» Data to process:
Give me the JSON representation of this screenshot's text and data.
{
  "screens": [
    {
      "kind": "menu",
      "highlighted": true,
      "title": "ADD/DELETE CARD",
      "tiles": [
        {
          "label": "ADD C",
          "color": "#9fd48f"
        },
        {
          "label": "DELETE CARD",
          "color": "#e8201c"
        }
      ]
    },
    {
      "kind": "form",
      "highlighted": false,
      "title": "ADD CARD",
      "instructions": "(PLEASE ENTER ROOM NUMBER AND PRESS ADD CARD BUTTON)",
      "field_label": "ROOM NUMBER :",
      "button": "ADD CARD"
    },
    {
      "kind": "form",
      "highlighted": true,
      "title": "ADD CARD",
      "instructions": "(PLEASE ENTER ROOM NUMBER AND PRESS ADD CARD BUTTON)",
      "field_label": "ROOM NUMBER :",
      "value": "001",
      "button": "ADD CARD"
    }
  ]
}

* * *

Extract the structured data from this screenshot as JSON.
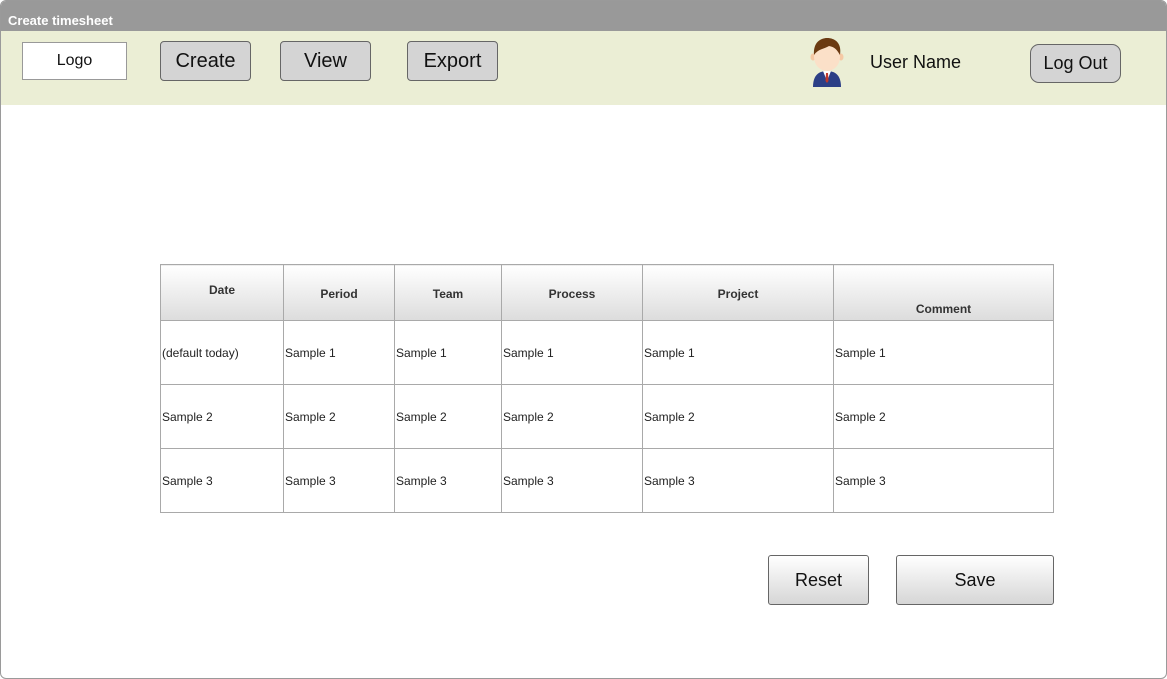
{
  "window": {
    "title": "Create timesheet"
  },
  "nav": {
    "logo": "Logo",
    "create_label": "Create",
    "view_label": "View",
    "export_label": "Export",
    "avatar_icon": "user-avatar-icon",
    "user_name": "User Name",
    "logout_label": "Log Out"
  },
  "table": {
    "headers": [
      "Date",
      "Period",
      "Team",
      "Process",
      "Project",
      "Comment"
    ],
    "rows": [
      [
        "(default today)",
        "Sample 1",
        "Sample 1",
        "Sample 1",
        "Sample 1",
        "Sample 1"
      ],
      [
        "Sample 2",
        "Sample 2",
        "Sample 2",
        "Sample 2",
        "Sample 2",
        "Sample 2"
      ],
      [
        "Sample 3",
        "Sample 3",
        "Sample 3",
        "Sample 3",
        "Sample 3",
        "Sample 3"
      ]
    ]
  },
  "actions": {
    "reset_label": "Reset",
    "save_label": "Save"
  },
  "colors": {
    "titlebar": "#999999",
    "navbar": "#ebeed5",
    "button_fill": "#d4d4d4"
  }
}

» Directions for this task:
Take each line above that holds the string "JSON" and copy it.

» Completed exercise:
Give me the JSON representation of this screenshot's text and data.
Extract the structured data from this screenshot as JSON.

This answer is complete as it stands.